Cedric Benjamin in the US

  1. #2,655,205 Cecilio Ayala
  2. #2,655,206 Cecilio Juarez
  3. #2,655,207 Cecy Hernandez
  4. #2,655,208 Cedric Bellamy
  5. #2,655,209 Cedric Benjamin
  6. #2,655,210 Cedric Benson
  7. #2,655,211 Cedric Bonner
  8. #2,655,212 Cedric Broussard
  9. #2,655,213 Cedric Hale
HOME DISCOVER ABOUT
15
people in the U.S. have this name View Cedric Benjamin on WhitePages Raquote

Meaning & Origins

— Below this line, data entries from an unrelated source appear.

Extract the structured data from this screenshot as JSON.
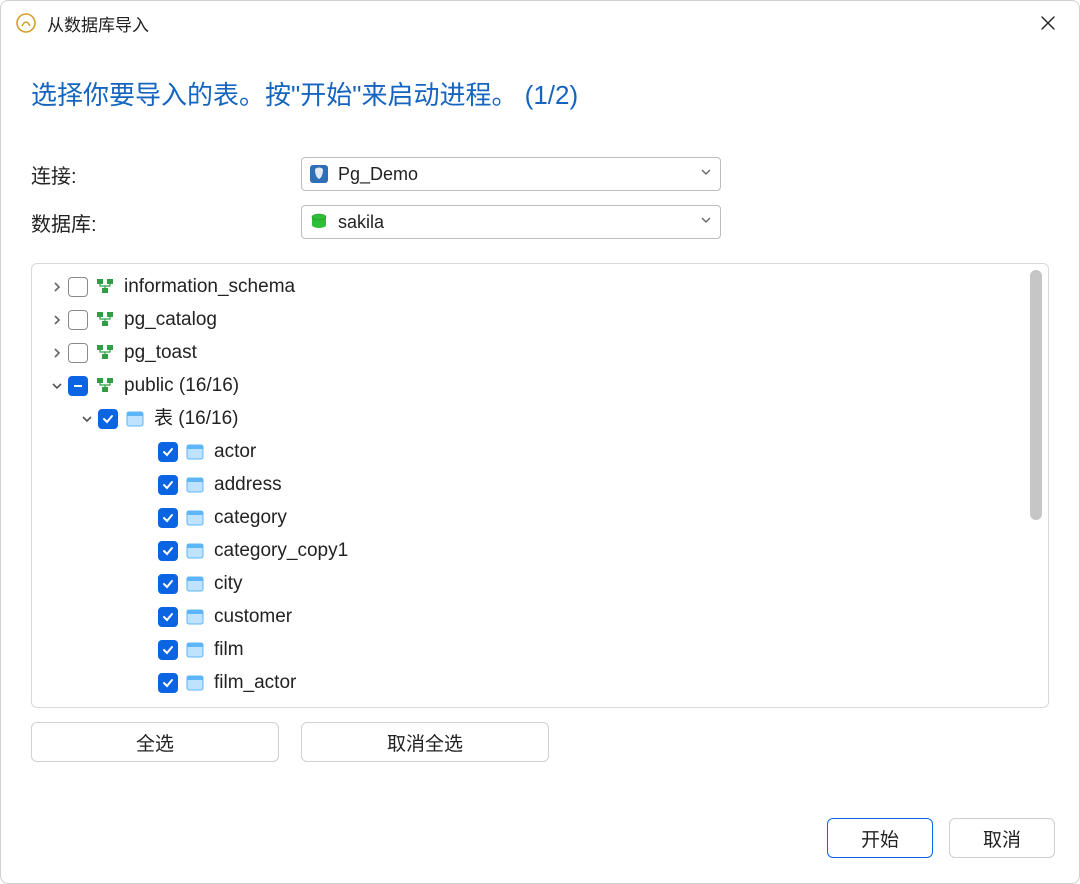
{
  "titlebar": {
    "title": "从数据库导入"
  },
  "heading": "选择你要导入的表。按\"开始\"来启动进程。 (1/2)",
  "form": {
    "connection_label": "连接:",
    "connection_value": "Pg_Demo",
    "database_label": "数据库:",
    "database_value": "sakila"
  },
  "tree": {
    "schemas": [
      {
        "name": "information_schema",
        "checked": false,
        "expanded": false
      },
      {
        "name": "pg_catalog",
        "checked": false,
        "expanded": false
      },
      {
        "name": "pg_toast",
        "checked": false,
        "expanded": false
      },
      {
        "name": "public (16/16)",
        "checked": "indeterminate",
        "expanded": true,
        "folder": {
          "label": "表 (16/16)",
          "checked": true,
          "expanded": true,
          "tables": [
            "actor",
            "address",
            "category",
            "category_copy1",
            "city",
            "customer",
            "film",
            "film_actor"
          ]
        }
      }
    ]
  },
  "buttons": {
    "select_all": "全选",
    "deselect_all": "取消全选",
    "start": "开始",
    "cancel": "取消"
  },
  "colors": {
    "accent": "#0b65e3",
    "heading": "#1565c0"
  }
}
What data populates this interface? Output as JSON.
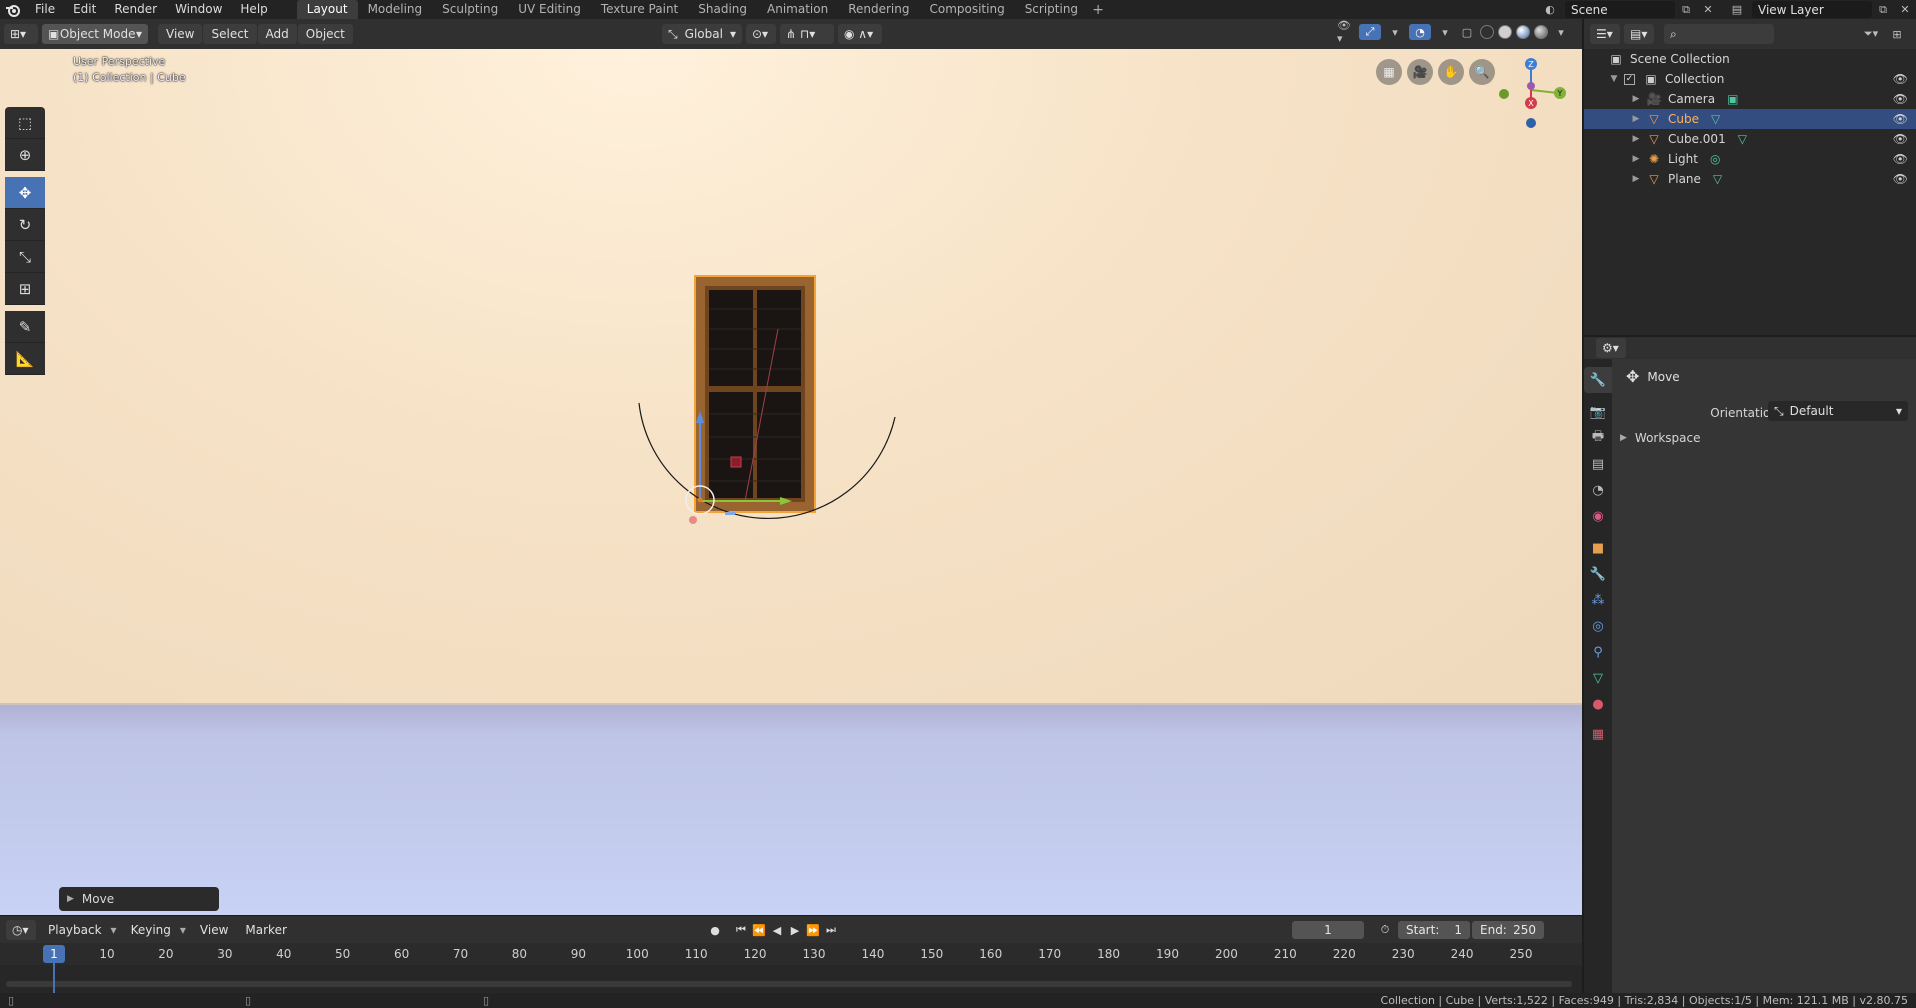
{
  "topbar": {
    "menus": [
      "File",
      "Edit",
      "Render",
      "Window",
      "Help"
    ],
    "workspaces": [
      "Layout",
      "Modeling",
      "Sculpting",
      "UV Editing",
      "Texture Paint",
      "Shading",
      "Animation",
      "Rendering",
      "Compositing",
      "Scripting"
    ],
    "active_workspace": "Layout",
    "add_tab": "+",
    "scene": "Scene",
    "view_layer": "View Layer"
  },
  "viewport_header": {
    "mode": "Object Mode",
    "menus": [
      "View",
      "Select",
      "Add",
      "Object"
    ],
    "transform_orientation": "Global"
  },
  "viewport": {
    "title": "User Perspective",
    "subtitle": "(1) Collection | Cube"
  },
  "operator_panel": {
    "label": "Move"
  },
  "timeline": {
    "menus": [
      "Playback",
      "Keying",
      "View",
      "Marker"
    ],
    "current_frame": "1",
    "start_label": "Start:",
    "start_value": "1",
    "end_label": "End:",
    "end_value": "250",
    "frame_labels": [
      "1",
      "10",
      "20",
      "30",
      "40",
      "50",
      "60",
      "70",
      "80",
      "90",
      "100",
      "110",
      "120",
      "130",
      "140",
      "150",
      "160",
      "170",
      "180",
      "190",
      "200",
      "210",
      "220",
      "230",
      "240",
      "250"
    ]
  },
  "status": {
    "text": "Collection | Cube | Verts:1,522 | Faces:949 | Tris:2,834 | Objects:1/5 | Mem: 121.1 MB | v2.80.75"
  },
  "outliner": {
    "root": "Scene Collection",
    "collection": "Collection",
    "items": [
      {
        "name": "Camera",
        "icon": "camera-icon",
        "color": "#e6a04d"
      },
      {
        "name": "Cube",
        "icon": "mesh-icon",
        "color": "#e6a04d",
        "selected": true
      },
      {
        "name": "Cube.001",
        "icon": "mesh-icon",
        "color": "#e6a04d"
      },
      {
        "name": "Light",
        "icon": "light-icon",
        "color": "#e6a04d"
      },
      {
        "name": "Plane",
        "icon": "mesh-icon",
        "color": "#e6a04d"
      }
    ]
  },
  "properties": {
    "tool_title": "Move",
    "orientation_label": "Orientation",
    "orientation_value": "Default",
    "workspace_label": "Workspace"
  },
  "colors": {
    "accent": "#4772b3",
    "selection": "#334d80",
    "object_orange": "#e6a04d"
  }
}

Coined by Sir Walter Scott for the character Cedric of Rotherwood in Ivanhoe (1819). It seems to be an altered form of Cerdic, the name of the traditional founder of the kingdom of Wessex. Cerdic was a Saxon (Scott's novel also has a Saxon setting), and his name is presumably of Germanic origin, but the formation is not clear. The name has acquired something of a ‘sissy’ image, partly on account of Cedric Errol Fauntleroy, the long-haired, velvet-suited boy hero of Frances Hodgson Burnett's Little Lord Fauntleroy (1886). A well-known bearer was the film actor Sir Cedric Hardwicke (1893–1964).
1,099th in the U.S.
Jewish, English, French, and Hungarian (Benjámin): from the Hebrew male personal name Binyamin ‘Son of the South’. In the Book of Genesis, it is treated as meaning ‘Son of the Right Hand’. The two senses are connected, since in Hebrew the south is thought of as the righthand side of a person who is facing east. Benjamin was the youngest and favorite son of Jacob and supposed progenitor of one of the twelve tribes of Israel (Genesis 35:16– 18; 42:4). It is rare as an English and French surname; the personal name was not common among Gentiles in the Middle Ages, but its use was sanctioned by virtue of having been borne by a saint martyred in Persia in about ad 424. In some cases in medieval Europe it was also applied as a byname or nickname to the youngest (and beloved) son of a large family; this is the sense of modern French benjamin.
847th in the U.S.

Nicknames & variations

Top state populations

Comments